*** Dataset content Section Begins ***
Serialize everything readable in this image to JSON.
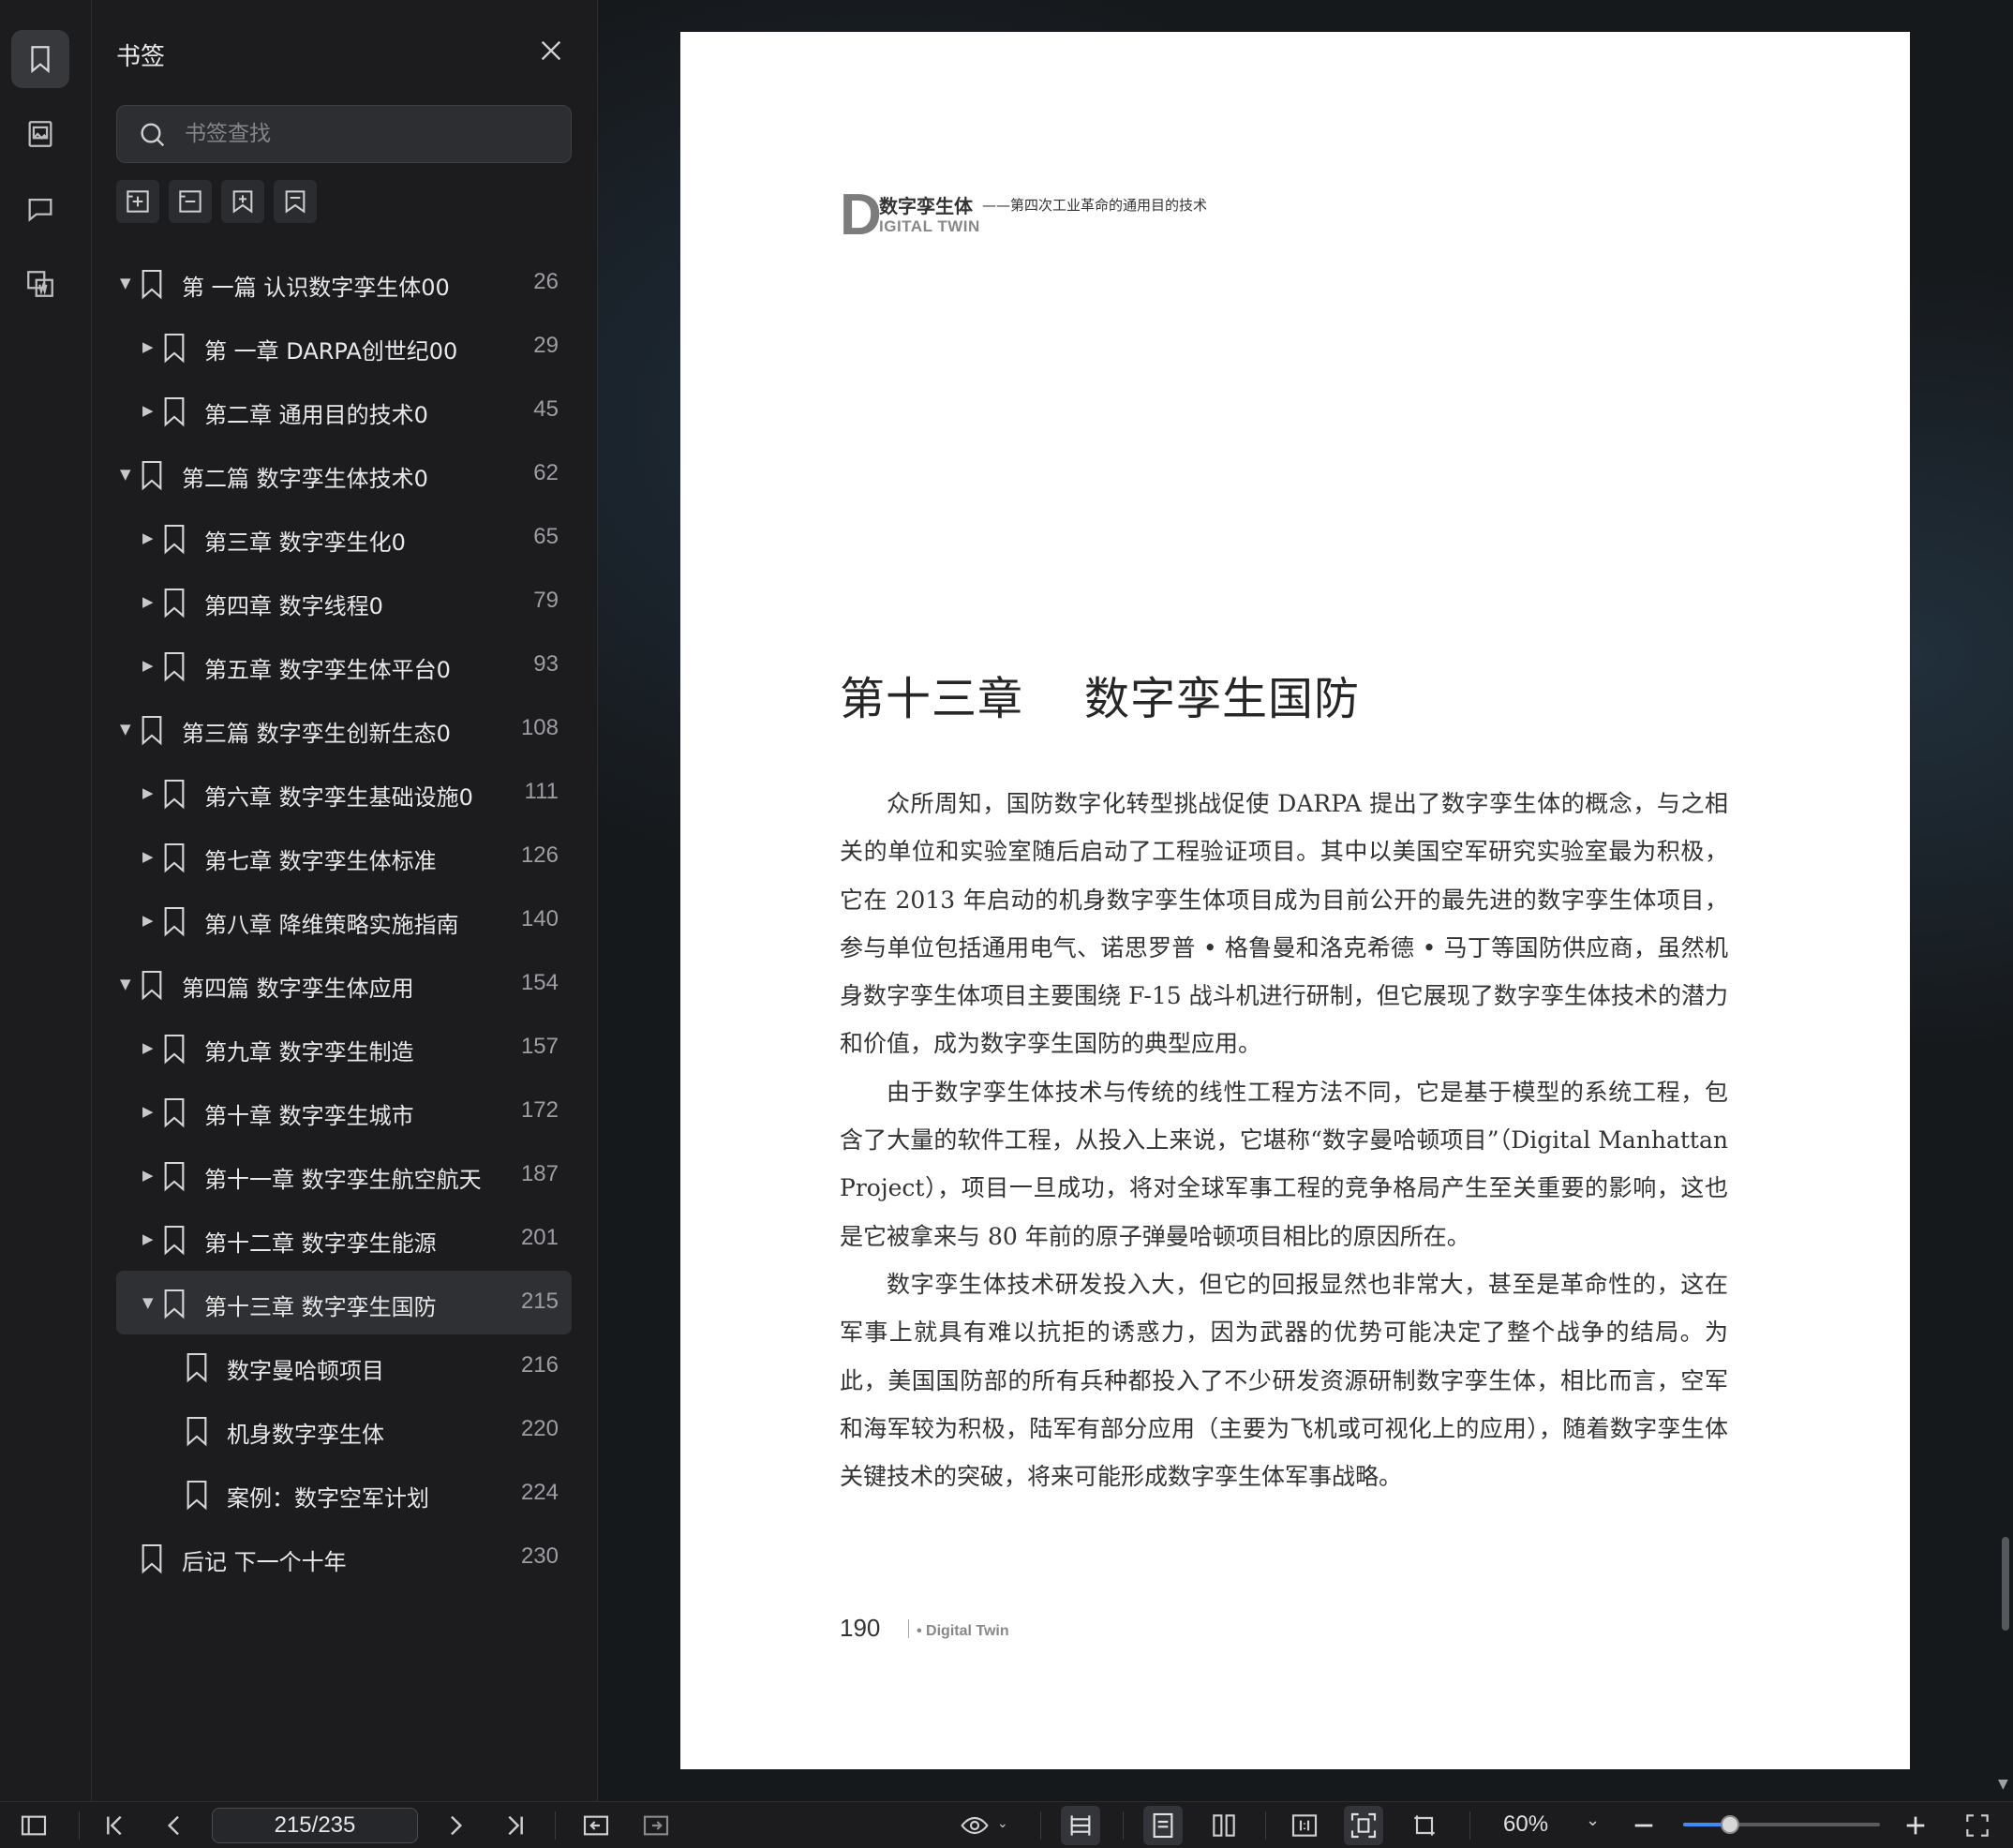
{
  "sidebar": {
    "title": "书签",
    "search_placeholder": "书签查找",
    "rail_icons": [
      "bookmark-icon",
      "image-icon",
      "comment-icon",
      "word-export-icon"
    ],
    "tools": [
      "add-bookmark-icon",
      "remove-bookmark-icon",
      "add-child-bookmark-icon",
      "bookmark-outline-icon"
    ],
    "bookmarks": [
      {
        "label": "第 一篇 认识数字孪生体00",
        "page": "26",
        "level": 0,
        "caret": "▼"
      },
      {
        "label": "第 一章 DARPA创世纪00",
        "page": "29",
        "level": 1,
        "caret": "▶"
      },
      {
        "label": "第二章 通用目的技术0",
        "page": "45",
        "level": 1,
        "caret": "▶"
      },
      {
        "label": "第二篇 数字孪生体技术0",
        "page": "62",
        "level": 0,
        "caret": "▼"
      },
      {
        "label": "第三章 数字孪生化0",
        "page": "65",
        "level": 1,
        "caret": "▶"
      },
      {
        "label": "第四章 数字线程0",
        "page": "79",
        "level": 1,
        "caret": "▶"
      },
      {
        "label": "第五章 数字孪生体平台0",
        "page": "93",
        "level": 1,
        "caret": "▶"
      },
      {
        "label": "第三篇 数字孪生创新生态0",
        "page": "108",
        "level": 0,
        "caret": "▼"
      },
      {
        "label": "第六章 数字孪生基础设施0",
        "page": "111",
        "level": 1,
        "caret": "▶"
      },
      {
        "label": "第七章 数字孪生体标准",
        "page": "126",
        "level": 1,
        "caret": "▶"
      },
      {
        "label": "第八章 降维策略实施指南",
        "page": "140",
        "level": 1,
        "caret": "▶"
      },
      {
        "label": "第四篇 数字孪生体应用",
        "page": "154",
        "level": 0,
        "caret": "▼"
      },
      {
        "label": "第九章 数字孪生制造",
        "page": "157",
        "level": 1,
        "caret": "▶"
      },
      {
        "label": "第十章 数字孪生城市",
        "page": "172",
        "level": 1,
        "caret": "▶"
      },
      {
        "label": "第十一章 数字孪生航空航天",
        "page": "187",
        "level": 1,
        "caret": "▶"
      },
      {
        "label": "第十二章 数字孪生能源",
        "page": "201",
        "level": 1,
        "caret": "▶"
      },
      {
        "label": "第十三章 数字孪生国防",
        "page": "215",
        "level": 1,
        "caret": "▼",
        "selected": true
      },
      {
        "label": "数字曼哈顿项目",
        "page": "216",
        "level": 2,
        "caret": ""
      },
      {
        "label": "机身数字孪生体",
        "page": "220",
        "level": 2,
        "caret": ""
      },
      {
        "label": "案例：数字空军计划",
        "page": "224",
        "level": 2,
        "caret": ""
      },
      {
        "label": "后记 下一个十年",
        "page": "230",
        "level": 0,
        "caret": ""
      }
    ]
  },
  "document": {
    "header_logo_letter": "D",
    "header_cn": "数字孪生体",
    "header_en": "IGITAL TWIN",
    "header_subtitle": "——第四次工业革命的通用目的技术",
    "chapter_title": "第十三章    数字孪生国防",
    "paragraphs": [
      "众所周知，国防数字化转型挑战促使 DARPA 提出了数字孪生体的概念，与之相关的单位和实验室随后启动了工程验证项目。其中以美国空军研究实验室最为积极，它在 2013 年启动的机身数字孪生体项目成为目前公开的最先进的数字孪生体项目，参与单位包括通用电气、诺思罗普 • 格鲁曼和洛克希德 • 马丁等国防供应商，虽然机身数字孪生体项目主要围绕 F-15 战斗机进行研制，但它展现了数字孪生体技术的潜力和价值，成为数字孪生国防的典型应用。",
      "由于数字孪生体技术与传统的线性工程方法不同，它是基于模型的系统工程，包含了大量的软件工程，从投入上来说，它堪称“数字曼哈顿项目”（Digital Manhattan Project），项目一旦成功，将对全球军事工程的竞争格局产生至关重要的影响，这也是它被拿来与 80 年前的原子弹曼哈顿项目相比的原因所在。",
      "数字孪生体技术研发投入大，但它的回报显然也非常大，甚至是革命性的，这在军事上就具有难以抗拒的诱惑力，因为武器的优势可能决定了整个战争的结局。为此，美国国防部的所有兵种都投入了不少研发资源研制数字孪生体，相比而言，空军和海军较为积极，陆军有部分应用（主要为飞机或可视化上的应用），随着数字孪生体关键技术的突破，将来可能形成数字孪生体军事战略。"
    ],
    "folio_number": "190",
    "folio_brand": "• Digital Twin"
  },
  "toolbar": {
    "page_indicator": "215/235",
    "zoom": "60%",
    "zoom_fraction": 0.24
  }
}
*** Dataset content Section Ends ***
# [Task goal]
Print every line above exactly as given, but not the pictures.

# [Answer to this problem]
Serialize everything readable in this image to JSON.
{
  "sidebar": {
    "title": "书签",
    "search_placeholder": "书签查找",
    "rail_icons": [
      "bookmark-icon",
      "image-icon",
      "comment-icon",
      "word-export-icon"
    ],
    "tools": [
      "add-bookmark-icon",
      "remove-bookmark-icon",
      "add-child-bookmark-icon",
      "bookmark-outline-icon"
    ],
    "bookmarks": [
      {
        "label": "第 一篇 认识数字孪生体00",
        "page": "26",
        "level": 0,
        "caret": "▼"
      },
      {
        "label": "第 一章 DARPA创世纪00",
        "page": "29",
        "level": 1,
        "caret": "▶"
      },
      {
        "label": "第二章 通用目的技术0",
        "page": "45",
        "level": 1,
        "caret": "▶"
      },
      {
        "label": "第二篇 数字孪生体技术0",
        "page": "62",
        "level": 0,
        "caret": "▼"
      },
      {
        "label": "第三章 数字孪生化0",
        "page": "65",
        "level": 1,
        "caret": "▶"
      },
      {
        "label": "第四章 数字线程0",
        "page": "79",
        "level": 1,
        "caret": "▶"
      },
      {
        "label": "第五章 数字孪生体平台0",
        "page": "93",
        "level": 1,
        "caret": "▶"
      },
      {
        "label": "第三篇 数字孪生创新生态0",
        "page": "108",
        "level": 0,
        "caret": "▼"
      },
      {
        "label": "第六章 数字孪生基础设施0",
        "page": "111",
        "level": 1,
        "caret": "▶"
      },
      {
        "label": "第七章 数字孪生体标准",
        "page": "126",
        "level": 1,
        "caret": "▶"
      },
      {
        "label": "第八章 降维策略实施指南",
        "page": "140",
        "level": 1,
        "caret": "▶"
      },
      {
        "label": "第四篇 数字孪生体应用",
        "page": "154",
        "level": 0,
        "caret": "▼"
      },
      {
        "label": "第九章 数字孪生制造",
        "page": "157",
        "level": 1,
        "caret": "▶"
      },
      {
        "label": "第十章 数字孪生城市",
        "page": "172",
        "level": 1,
        "caret": "▶"
      },
      {
        "label": "第十一章 数字孪生航空航天",
        "page": "187",
        "level": 1,
        "caret": "▶"
      },
      {
        "label": "第十二章 数字孪生能源",
        "page": "201",
        "level": 1,
        "caret": "▶"
      },
      {
        "label": "第十三章 数字孪生国防",
        "page": "215",
        "level": 1,
        "caret": "▼",
        "selected": true
      },
      {
        "label": "数字曼哈顿项目",
        "page": "216",
        "level": 2,
        "caret": ""
      },
      {
        "label": "机身数字孪生体",
        "page": "220",
        "level": 2,
        "caret": ""
      },
      {
        "label": "案例：数字空军计划",
        "page": "224",
        "level": 2,
        "caret": ""
      },
      {
        "label": "后记 下一个十年",
        "page": "230",
        "level": 0,
        "caret": ""
      }
    ]
  },
  "document": {
    "header_logo_letter": "D",
    "header_cn": "数字孪生体",
    "header_en": "IGITAL TWIN",
    "header_subtitle": "——第四次工业革命的通用目的技术",
    "chapter_title": "第十三章    数字孪生国防",
    "paragraphs": [
      "众所周知，国防数字化转型挑战促使 DARPA 提出了数字孪生体的概念，与之相关的单位和实验室随后启动了工程验证项目。其中以美国空军研究实验室最为积极，它在 2013 年启动的机身数字孪生体项目成为目前公开的最先进的数字孪生体项目，参与单位包括通用电气、诺思罗普 • 格鲁曼和洛克希德 • 马丁等国防供应商，虽然机身数字孪生体项目主要围绕 F-15 战斗机进行研制，但它展现了数字孪生体技术的潜力和价值，成为数字孪生国防的典型应用。",
      "由于数字孪生体技术与传统的线性工程方法不同，它是基于模型的系统工程，包含了大量的软件工程，从投入上来说，它堪称“数字曼哈顿项目”（Digital Manhattan Project），项目一旦成功，将对全球军事工程的竞争格局产生至关重要的影响，这也是它被拿来与 80 年前的原子弹曼哈顿项目相比的原因所在。",
      "数字孪生体技术研发投入大，但它的回报显然也非常大，甚至是革命性的，这在军事上就具有难以抗拒的诱惑力，因为武器的优势可能决定了整个战争的结局。为此，美国国防部的所有兵种都投入了不少研发资源研制数字孪生体，相比而言，空军和海军较为积极，陆军有部分应用（主要为飞机或可视化上的应用），随着数字孪生体关键技术的突破，将来可能形成数字孪生体军事战略。"
    ],
    "folio_number": "190",
    "folio_brand": "• Digital Twin"
  },
  "toolbar": {
    "page_indicator": "215/235",
    "zoom": "60%",
    "zoom_fraction": 0.24
  }
}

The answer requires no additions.